Fr. Eugen J. Pentiuc, Associate Dean for Academic Affairs and Professor of Old Testament and Semitic Languages at HCHC, has just completed his research work at École Biblique et Archéologique Française (EBAF) in Jerusalem.
For four summers (2010, ’13, ’15, ’16), Fr. Eugen has been working assiduously on his contribution (Book of Hosea) to the first digital Study Bible. Launched in 2008, “La Bible en ses traditions” (B.E.S.T.) / “The Bible in Its Traditions” continues a long tradition of EBAF, the creator of the first Study Bible, La Bible de Jerusalem (1956), known also as The New Jerusalem Bible.
The B.E.S.T. offers the modern reader a new Scripture translation based on Greek (Septuagint), Hebrew (Masoretic Text), Syriac (Peshitta), and Latin (Vulgate) texts, accompanied by a wide array of study notes divided into three sections (text, context, and reception) and covering various interpretive aspects, from textual, lexical, and literary notes to Jewish and Christian (patristic and liturgical) commentaries and theological treatises, reaching as far as modern and secular forms of scriptural usage (e.g., literature, visual arts, music, dance, cinema, etc.).
By the end of 2016, Fr. Eugen’s work will be embedded into a pre-designed template on the official B.E.S.T website (www.bibest.org).
Fr. Olivier-Thomas Venard, OP, B.E.S.T. Project Executive Director, acknowledges Fr. Pentiuc’s contribution: “We owe Fr. Eugen a great debt of gratitude for his excellent work on Hosea. Fr. Eugen’s contribution will be published by Peeters and we hope and will do all that is possible for it to be ready for presentation at the 2017 annual meeting of the Society of Biblical Literature (SBL) in Boston.”
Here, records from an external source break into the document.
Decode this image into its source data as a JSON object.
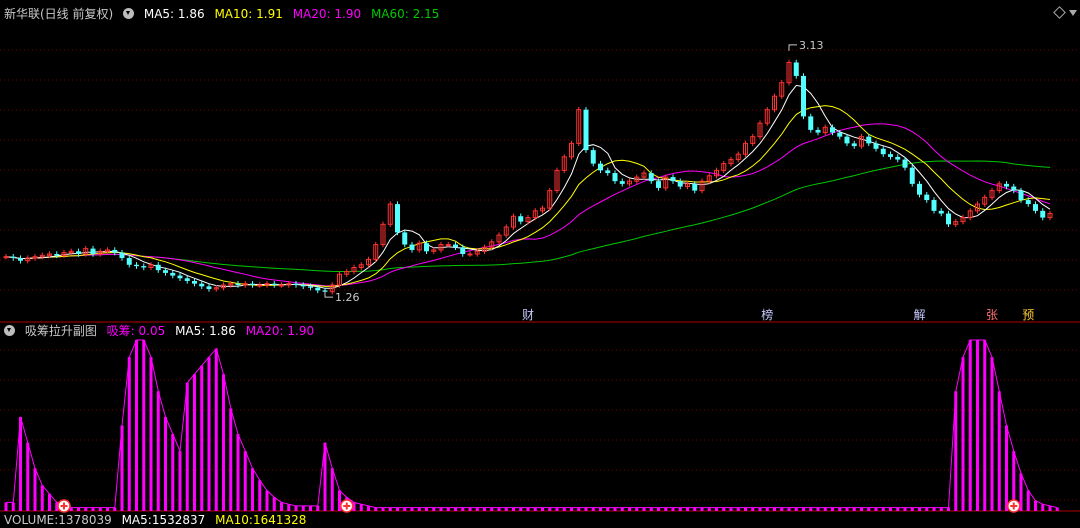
{
  "main_legend": {
    "stock": "新华联(日线 前复权)",
    "ma5": "MA5: 1.86",
    "ma10": "MA10: 1.91",
    "ma20": "MA20: 1.90",
    "ma60": "MA60: 2.15"
  },
  "sub_legend": {
    "title": "吸筹拉升副图",
    "xichou": "吸筹: 0.05",
    "ma5": "MA5: 1.86",
    "ma20": "MA20: 1.90"
  },
  "bottom_legend": {
    "volume": "VOLUME:1378039",
    "ma5": "MA5:1532837",
    "ma10": "MA10:1641328"
  },
  "colors": {
    "up": "#ff3232",
    "down": "#54ffff",
    "ma5": "#ffffff",
    "ma10": "#ffff00",
    "ma20": "#ff00ff",
    "ma60": "#00c800",
    "grid": "#7a0000",
    "xichou": "#ff00ff"
  },
  "chart_data": {
    "type": "candlestick",
    "main_ylim": [
      1.15,
      3.3
    ],
    "sub_ylim": [
      0,
      1
    ],
    "high_annotation": {
      "index": 108,
      "value": 3.13,
      "label": "3.13"
    },
    "low_annotation": {
      "index": 44,
      "value": 1.26,
      "label": "1.26"
    },
    "event_markers": [
      {
        "index": 72,
        "label": "财"
      },
      {
        "index": 105,
        "label": "榜"
      },
      {
        "index": 126,
        "label": "解"
      },
      {
        "index": 136,
        "label": "张"
      },
      {
        "index": 141,
        "label": "预"
      }
    ],
    "signal_markers": [
      {
        "index": 8
      },
      {
        "index": 47
      },
      {
        "index": 139
      }
    ],
    "close": [
      1.56,
      1.55,
      1.53,
      1.55,
      1.56,
      1.57,
      1.58,
      1.57,
      1.59,
      1.6,
      1.58,
      1.62,
      1.58,
      1.6,
      1.61,
      1.59,
      1.55,
      1.5,
      1.49,
      1.48,
      1.5,
      1.46,
      1.44,
      1.42,
      1.4,
      1.38,
      1.36,
      1.34,
      1.32,
      1.33,
      1.35,
      1.36,
      1.35,
      1.36,
      1.35,
      1.35,
      1.36,
      1.35,
      1.35,
      1.36,
      1.35,
      1.34,
      1.33,
      1.31,
      1.3,
      1.35,
      1.43,
      1.45,
      1.48,
      1.5,
      1.54,
      1.65,
      1.8,
      1.95,
      1.74,
      1.65,
      1.61,
      1.66,
      1.6,
      1.61,
      1.65,
      1.65,
      1.63,
      1.58,
      1.58,
      1.6,
      1.63,
      1.67,
      1.72,
      1.78,
      1.86,
      1.82,
      1.85,
      1.9,
      1.92,
      2.05,
      2.2,
      2.3,
      2.4,
      2.65,
      2.35,
      2.25,
      2.2,
      2.18,
      2.12,
      2.1,
      2.12,
      2.15,
      2.18,
      2.12,
      2.07,
      2.15,
      2.12,
      2.08,
      2.1,
      2.05,
      2.12,
      2.16,
      2.2,
      2.25,
      2.28,
      2.32,
      2.4,
      2.45,
      2.55,
      2.65,
      2.75,
      2.85,
      3.0,
      2.9,
      2.6,
      2.5,
      2.48,
      2.52,
      2.48,
      2.45,
      2.4,
      2.38,
      2.45,
      2.4,
      2.36,
      2.32,
      2.3,
      2.28,
      2.22,
      2.1,
      2.02,
      1.98,
      1.9,
      1.88,
      1.8,
      1.82,
      1.85,
      1.9,
      1.95,
      2.0,
      2.05,
      2.1,
      2.08,
      2.05,
      1.98,
      1.95,
      1.9,
      1.85,
      1.88
    ],
    "open": [
      1.56,
      1.56,
      1.55,
      1.53,
      1.55,
      1.56,
      1.57,
      1.58,
      1.57,
      1.59,
      1.6,
      1.58,
      1.62,
      1.58,
      1.6,
      1.61,
      1.59,
      1.55,
      1.5,
      1.49,
      1.48,
      1.5,
      1.46,
      1.44,
      1.42,
      1.4,
      1.38,
      1.36,
      1.34,
      1.32,
      1.33,
      1.35,
      1.36,
      1.35,
      1.36,
      1.35,
      1.35,
      1.36,
      1.35,
      1.35,
      1.36,
      1.35,
      1.34,
      1.33,
      1.31,
      1.3,
      1.35,
      1.43,
      1.45,
      1.48,
      1.5,
      1.54,
      1.65,
      1.8,
      1.95,
      1.74,
      1.65,
      1.61,
      1.66,
      1.6,
      1.61,
      1.65,
      1.65,
      1.63,
      1.58,
      1.58,
      1.6,
      1.63,
      1.67,
      1.72,
      1.78,
      1.86,
      1.82,
      1.85,
      1.9,
      1.92,
      2.05,
      2.2,
      2.3,
      2.4,
      2.65,
      2.35,
      2.25,
      2.2,
      2.18,
      2.12,
      2.1,
      2.12,
      2.15,
      2.18,
      2.12,
      2.07,
      2.15,
      2.12,
      2.08,
      2.1,
      2.05,
      2.12,
      2.16,
      2.2,
      2.25,
      2.28,
      2.32,
      2.4,
      2.45,
      2.55,
      2.65,
      2.75,
      2.85,
      3.0,
      2.9,
      2.6,
      2.5,
      2.48,
      2.52,
      2.48,
      2.45,
      2.4,
      2.38,
      2.45,
      2.4,
      2.36,
      2.32,
      2.3,
      2.28,
      2.22,
      2.1,
      2.02,
      1.98,
      1.9,
      1.88,
      1.8,
      1.82,
      1.85,
      1.9,
      1.95,
      2.0,
      2.05,
      2.1,
      2.08,
      2.05,
      1.98,
      1.95,
      1.9,
      1.85
    ],
    "xichou": [
      0.05,
      0.05,
      0.55,
      0.4,
      0.25,
      0.15,
      0.1,
      0.05,
      0.05,
      0.02,
      0.02,
      0.02,
      0.02,
      0.02,
      0.02,
      0.02,
      0.5,
      0.9,
      1.0,
      1.0,
      0.9,
      0.7,
      0.55,
      0.45,
      0.35,
      0.75,
      0.8,
      0.85,
      0.9,
      0.95,
      0.8,
      0.6,
      0.45,
      0.35,
      0.25,
      0.18,
      0.12,
      0.08,
      0.05,
      0.04,
      0.03,
      0.03,
      0.03,
      0.03,
      0.4,
      0.25,
      0.12,
      0.08,
      0.05,
      0.04,
      0.03,
      0.02,
      0.02,
      0.02,
      0.02,
      0.02,
      0.02,
      0.02,
      0.02,
      0.02,
      0.02,
      0.02,
      0.02,
      0.02,
      0.02,
      0.02,
      0.02,
      0.02,
      0.02,
      0.02,
      0.02,
      0.02,
      0.02,
      0.02,
      0.02,
      0.02,
      0.02,
      0.02,
      0.02,
      0.02,
      0.02,
      0.02,
      0.02,
      0.02,
      0.02,
      0.02,
      0.02,
      0.02,
      0.02,
      0.02,
      0.02,
      0.02,
      0.02,
      0.02,
      0.02,
      0.02,
      0.02,
      0.02,
      0.02,
      0.02,
      0.02,
      0.02,
      0.02,
      0.02,
      0.02,
      0.02,
      0.02,
      0.02,
      0.02,
      0.02,
      0.02,
      0.02,
      0.02,
      0.02,
      0.02,
      0.02,
      0.02,
      0.02,
      0.02,
      0.02,
      0.02,
      0.02,
      0.02,
      0.02,
      0.02,
      0.02,
      0.02,
      0.02,
      0.02,
      0.02,
      0.02,
      0.7,
      0.9,
      1.0,
      1.0,
      1.0,
      0.9,
      0.7,
      0.5,
      0.35,
      0.22,
      0.12,
      0.06,
      0.04,
      0.03,
      0.02
    ]
  }
}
Commenting on Fr. Pentiuc’s work, Dean James C. Skedros notes, “We are very proud of Fr. Eugen’s association with B.E.S.T. As an internationally known Orthodox Biblical scholar, Fr. Eugen’s work on Hosea will not only make an important contribution to biblical scholarship and reception history, but will also bring honor and recognition to Holy Cross and to Orthodox biblical scholarship.”